§ **Exercise brief**
Make an exact copy of the listing so that no picture is carried over.

§ **Provided records**
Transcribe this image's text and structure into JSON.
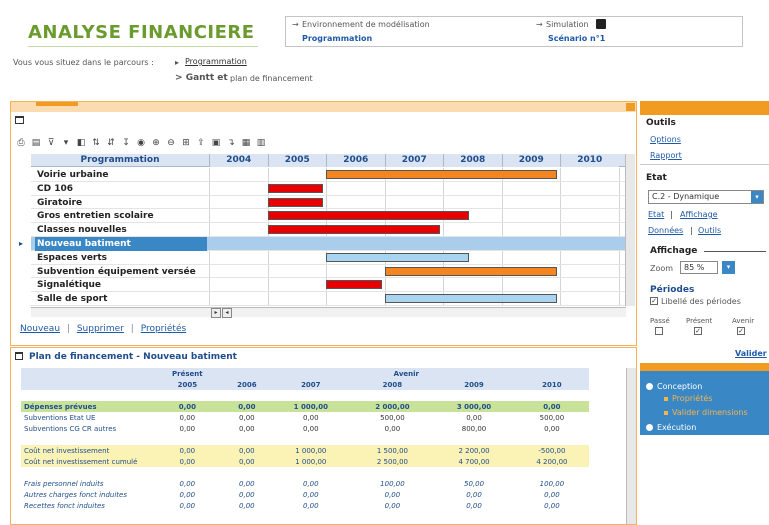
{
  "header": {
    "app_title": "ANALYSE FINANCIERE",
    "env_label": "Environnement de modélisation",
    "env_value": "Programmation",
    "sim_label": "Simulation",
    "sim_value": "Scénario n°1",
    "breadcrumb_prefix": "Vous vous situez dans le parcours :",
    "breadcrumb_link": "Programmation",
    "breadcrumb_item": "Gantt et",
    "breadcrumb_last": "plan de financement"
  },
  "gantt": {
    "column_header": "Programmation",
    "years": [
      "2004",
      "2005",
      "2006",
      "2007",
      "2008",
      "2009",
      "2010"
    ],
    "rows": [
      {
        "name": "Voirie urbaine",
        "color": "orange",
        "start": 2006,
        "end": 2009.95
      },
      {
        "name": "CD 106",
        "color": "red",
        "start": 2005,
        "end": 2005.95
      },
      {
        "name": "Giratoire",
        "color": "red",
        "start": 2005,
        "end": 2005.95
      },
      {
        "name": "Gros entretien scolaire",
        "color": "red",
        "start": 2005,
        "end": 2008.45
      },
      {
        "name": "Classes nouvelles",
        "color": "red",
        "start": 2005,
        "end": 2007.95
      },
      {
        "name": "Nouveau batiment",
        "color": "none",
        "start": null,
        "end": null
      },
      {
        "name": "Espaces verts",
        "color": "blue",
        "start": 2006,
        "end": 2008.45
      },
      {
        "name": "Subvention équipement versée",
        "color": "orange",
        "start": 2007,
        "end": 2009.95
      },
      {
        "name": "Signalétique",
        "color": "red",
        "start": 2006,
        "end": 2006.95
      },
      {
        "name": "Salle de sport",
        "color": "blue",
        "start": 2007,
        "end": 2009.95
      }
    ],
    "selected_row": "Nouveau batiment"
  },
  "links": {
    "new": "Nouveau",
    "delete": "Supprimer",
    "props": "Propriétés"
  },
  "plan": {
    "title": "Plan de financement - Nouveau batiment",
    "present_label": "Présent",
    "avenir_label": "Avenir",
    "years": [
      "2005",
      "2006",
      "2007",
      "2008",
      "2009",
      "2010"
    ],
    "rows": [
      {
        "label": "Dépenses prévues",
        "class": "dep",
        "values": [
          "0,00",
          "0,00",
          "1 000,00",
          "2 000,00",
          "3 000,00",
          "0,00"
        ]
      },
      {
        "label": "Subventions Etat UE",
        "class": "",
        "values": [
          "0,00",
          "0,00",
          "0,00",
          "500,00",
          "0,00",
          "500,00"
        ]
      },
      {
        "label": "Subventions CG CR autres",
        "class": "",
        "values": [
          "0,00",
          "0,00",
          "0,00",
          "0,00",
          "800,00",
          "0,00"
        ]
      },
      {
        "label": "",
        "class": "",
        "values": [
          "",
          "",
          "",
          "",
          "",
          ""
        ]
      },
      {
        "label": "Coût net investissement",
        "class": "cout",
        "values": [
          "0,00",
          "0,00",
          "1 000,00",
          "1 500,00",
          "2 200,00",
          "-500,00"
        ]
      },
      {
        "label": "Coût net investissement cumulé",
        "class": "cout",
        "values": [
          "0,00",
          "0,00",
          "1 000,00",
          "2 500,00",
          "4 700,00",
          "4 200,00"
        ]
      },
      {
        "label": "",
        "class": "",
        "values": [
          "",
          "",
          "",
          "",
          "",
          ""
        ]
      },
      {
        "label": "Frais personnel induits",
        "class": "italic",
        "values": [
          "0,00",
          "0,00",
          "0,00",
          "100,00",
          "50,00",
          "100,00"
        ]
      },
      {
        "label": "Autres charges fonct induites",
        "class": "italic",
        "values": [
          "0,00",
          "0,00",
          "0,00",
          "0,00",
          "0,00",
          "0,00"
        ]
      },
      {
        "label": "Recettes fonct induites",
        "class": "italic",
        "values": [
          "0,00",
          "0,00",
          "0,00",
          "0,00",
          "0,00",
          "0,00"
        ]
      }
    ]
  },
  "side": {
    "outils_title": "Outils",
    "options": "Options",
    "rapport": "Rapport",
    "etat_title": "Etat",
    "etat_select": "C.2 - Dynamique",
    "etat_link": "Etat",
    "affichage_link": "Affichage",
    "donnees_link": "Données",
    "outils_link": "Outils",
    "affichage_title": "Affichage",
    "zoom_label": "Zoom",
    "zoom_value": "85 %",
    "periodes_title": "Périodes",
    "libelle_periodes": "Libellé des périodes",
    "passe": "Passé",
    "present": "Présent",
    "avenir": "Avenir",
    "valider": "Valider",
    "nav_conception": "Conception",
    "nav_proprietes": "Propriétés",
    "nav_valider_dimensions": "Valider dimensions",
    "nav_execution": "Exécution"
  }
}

§ **Solution to this task**
Transcribe this image's text and structure into JSON.
{
  "header": {
    "app_title": "ANALYSE FINANCIERE",
    "env_label": "Environnement de modélisation",
    "env_value": "Programmation",
    "sim_label": "Simulation",
    "sim_value": "Scénario n°1",
    "breadcrumb_prefix": "Vous vous situez dans le parcours :",
    "breadcrumb_link": "Programmation",
    "breadcrumb_item": "Gantt et",
    "breadcrumb_last": "plan de financement"
  },
  "gantt": {
    "column_header": "Programmation",
    "years": [
      "2004",
      "2005",
      "2006",
      "2007",
      "2008",
      "2009",
      "2010"
    ],
    "rows": [
      {
        "name": "Voirie urbaine",
        "color": "orange",
        "start": 2006,
        "end": 2009.95
      },
      {
        "name": "CD 106",
        "color": "red",
        "start": 2005,
        "end": 2005.95
      },
      {
        "name": "Giratoire",
        "color": "red",
        "start": 2005,
        "end": 2005.95
      },
      {
        "name": "Gros entretien scolaire",
        "color": "red",
        "start": 2005,
        "end": 2008.45
      },
      {
        "name": "Classes nouvelles",
        "color": "red",
        "start": 2005,
        "end": 2007.95
      },
      {
        "name": "Nouveau batiment",
        "color": "none",
        "start": null,
        "end": null
      },
      {
        "name": "Espaces verts",
        "color": "blue",
        "start": 2006,
        "end": 2008.45
      },
      {
        "name": "Subvention équipement versée",
        "color": "orange",
        "start": 2007,
        "end": 2009.95
      },
      {
        "name": "Signalétique",
        "color": "red",
        "start": 2006,
        "end": 2006.95
      },
      {
        "name": "Salle de sport",
        "color": "blue",
        "start": 2007,
        "end": 2009.95
      }
    ],
    "selected_row": "Nouveau batiment"
  },
  "links": {
    "new": "Nouveau",
    "delete": "Supprimer",
    "props": "Propriétés"
  },
  "plan": {
    "title": "Plan de financement - Nouveau batiment",
    "present_label": "Présent",
    "avenir_label": "Avenir",
    "years": [
      "2005",
      "2006",
      "2007",
      "2008",
      "2009",
      "2010"
    ],
    "rows": [
      {
        "label": "Dépenses prévues",
        "class": "dep",
        "values": [
          "0,00",
          "0,00",
          "1 000,00",
          "2 000,00",
          "3 000,00",
          "0,00"
        ]
      },
      {
        "label": "Subventions Etat UE",
        "class": "",
        "values": [
          "0,00",
          "0,00",
          "0,00",
          "500,00",
          "0,00",
          "500,00"
        ]
      },
      {
        "label": "Subventions CG CR autres",
        "class": "",
        "values": [
          "0,00",
          "0,00",
          "0,00",
          "0,00",
          "800,00",
          "0,00"
        ]
      },
      {
        "label": "",
        "class": "",
        "values": [
          "",
          "",
          "",
          "",
          "",
          ""
        ]
      },
      {
        "label": "Coût net investissement",
        "class": "cout",
        "values": [
          "0,00",
          "0,00",
          "1 000,00",
          "1 500,00",
          "2 200,00",
          "-500,00"
        ]
      },
      {
        "label": "Coût net investissement cumulé",
        "class": "cout",
        "values": [
          "0,00",
          "0,00",
          "1 000,00",
          "2 500,00",
          "4 700,00",
          "4 200,00"
        ]
      },
      {
        "label": "",
        "class": "",
        "values": [
          "",
          "",
          "",
          "",
          "",
          ""
        ]
      },
      {
        "label": "Frais personnel induits",
        "class": "italic",
        "values": [
          "0,00",
          "0,00",
          "0,00",
          "100,00",
          "50,00",
          "100,00"
        ]
      },
      {
        "label": "Autres charges fonct induites",
        "class": "italic",
        "values": [
          "0,00",
          "0,00",
          "0,00",
          "0,00",
          "0,00",
          "0,00"
        ]
      },
      {
        "label": "Recettes fonct induites",
        "class": "italic",
        "values": [
          "0,00",
          "0,00",
          "0,00",
          "0,00",
          "0,00",
          "0,00"
        ]
      }
    ]
  },
  "side": {
    "outils_title": "Outils",
    "options": "Options",
    "rapport": "Rapport",
    "etat_title": "Etat",
    "etat_select": "C.2 - Dynamique",
    "etat_link": "Etat",
    "affichage_link": "Affichage",
    "donnees_link": "Données",
    "outils_link": "Outils",
    "affichage_title": "Affichage",
    "zoom_label": "Zoom",
    "zoom_value": "85 %",
    "periodes_title": "Périodes",
    "libelle_periodes": "Libellé des périodes",
    "passe": "Passé",
    "present": "Présent",
    "avenir": "Avenir",
    "valider": "Valider",
    "nav_conception": "Conception",
    "nav_proprietes": "Propriétés",
    "nav_valider_dimensions": "Valider dimensions",
    "nav_execution": "Exécution"
  }
}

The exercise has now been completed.